The company, the third largest independent provider of natural gas in the United Sates, was a sponsor of the “Face It: Coal is Filthy” advertising campaign that drew rebuke this week from Rep. Nick Rahall on the House floor.
Rahall, a West Virginia Democrat, said the ads were paid for by “one segment of the energy industry trying to bamboozle the general public and policymakers.”
Senate Appropriations Committee Chairman Robert Byrd, another West Virginia Democrat, also blasted the campaign.
Coal’s main lobby, the National Mining Association, meanwhile, called the ad campaign a “destructive attempt to further natural gas interests at the expense of coal,” in a letter sent today to Barry Russell, the president of the Independent Petroleum Association of America (IPAA).
The ads were sponsored by a group called the Clean Sky Coalition, which is based in Austin, Texas. The coalition originally ran the ad campaign in protest to TXU Energy’s plan to build 11-coal-fired power plants.
“In the heart of natural gas country,” McClendon said.
Chesapeake officials insist that it is just one member of several members in the Clean Sky Coalition. Other members are not known.
McClendon said the coalition decided to buy ads in Washington in anticipation of Earth Day. Coal utilities are the largest single source of carbon dioxide from manmade sources. The momentum behind a cap on greenhouse gas emissions makes the industry nervous, even as it has tried hard to market itself as an environmentally friendly industry.
McClendon said while coal has tried to advertise itself as green, “its predominant color is black.”
He said the ad campaign has received positive feedback. Although he acknowledges that not everyone is pleased.
“Coal-state senators and representatives are going to be disappointed, but in my view they are on the wrong side of history,” McClendon said.
But other natural gas companies and trade groups, fearing a backlash in Congress, have tried to distance themselves from Chesapeake’s aggressive position.
“Now is not the time to engage in efforts that criticize one energy source compared to another,” said Mike Linn, IPAA chairman, in a statement.
Chesapeake is a member of IPAA. But Aaron Bernstein, a spokesman for the group, said Chesapeake was, “acting uniformly, without our endorsement or our funding.”
“I don’t know what the message behind this new foundation will be, but trashing the coal industry isn’t going to be a winner for natural gas,” said Martin Edwards, a lobbyist for the Interstate Natural Gas Association of America.
Rick Shelby, a lobbyist at the American Gas Association, said the energy industry has tried hard in recent years to unify though groups like the Alliance for Energy and Economic Growth.
He called the ads “terribly counterproductive to everything we’ve done on this front.”
McClendon said the American Clean Skies Foundation would principally focus on educating members and the public about the environmental benefits of natural gas.

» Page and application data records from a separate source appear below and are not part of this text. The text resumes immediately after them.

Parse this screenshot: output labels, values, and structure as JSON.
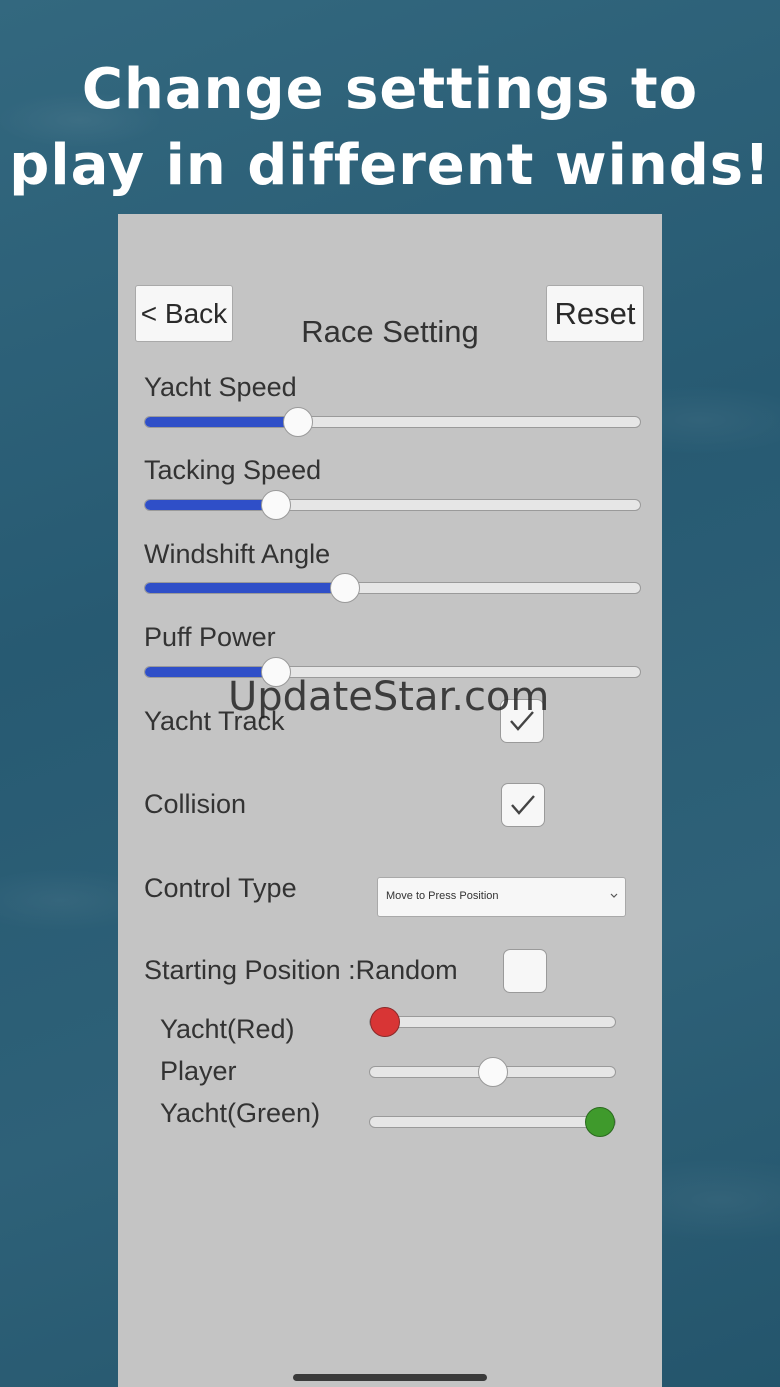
{
  "headline": {
    "line1": "Change settings to",
    "line2": "play in different winds!"
  },
  "panel": {
    "back_label": "< Back",
    "reset_label": "Reset",
    "title": "Race Setting"
  },
  "sliders": {
    "yacht_speed": {
      "label": "Yacht Speed",
      "value": 0.31
    },
    "tacking_speed": {
      "label": "Tacking Speed",
      "value": 0.265
    },
    "windshift_angle": {
      "label": "Windshift Angle",
      "value": 0.405
    },
    "puff_power": {
      "label": "Puff Power",
      "value": 0.265
    }
  },
  "toggles": {
    "yacht_track": {
      "label": "Yacht Track",
      "checked": true
    },
    "collision": {
      "label": "Collision",
      "checked": true
    }
  },
  "control_type": {
    "label": "Control Type",
    "selected": "Move to Press Position"
  },
  "starting_position": {
    "label": "Starting Position :Random",
    "checked": false,
    "yachts": [
      {
        "label": "Yacht(Red)",
        "value": 0.06,
        "color": "#d83535"
      },
      {
        "label": "Player",
        "value": 0.5,
        "color": "#fafafa"
      },
      {
        "label": "Yacht(Green)",
        "value": 0.94,
        "color": "#3f9a2c"
      }
    ]
  },
  "watermark": "UpdateStar.com",
  "colors": {
    "slider_fill": "#2f4fc8",
    "panel_bg": "#c4c4c4",
    "ocean_bg": "#2b5d75"
  }
}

The foundation will be run by Denise Bode, a member of the Oklahoma Corporation Commission with ties to Washington’s oil and gas lobby. Bode was once the president of the IPAA and is a former staffer to ex-Sen. David Boren (D-Okla.).
She changed parties and ran as a Republican for an Oklahoma congressional seat before losing a primary battle to Rep. Mary Fallin, who is now serving. One natural gas lobbyist said Bode has a reputation as a “hard charger.”
Clean air rules passed in the early 1990s were a boon to the natural gas industry. Ninety percent of utilities built subsequently were natural gas fired plants.
But coal retains a big edge overall. More than 50 percent of the electricity comes from coal-powered plants.
McClendon said one of his worries was that coal was threatening to have a revival. More than 150 coal plants have been proposed.
Natural gas emits less carbon dioxide than coal, and therefore could stand to benefit from a carbon cap under consideration in Congress.
“Natural gas should capture the vast majority of the new power plants that are built,” he said.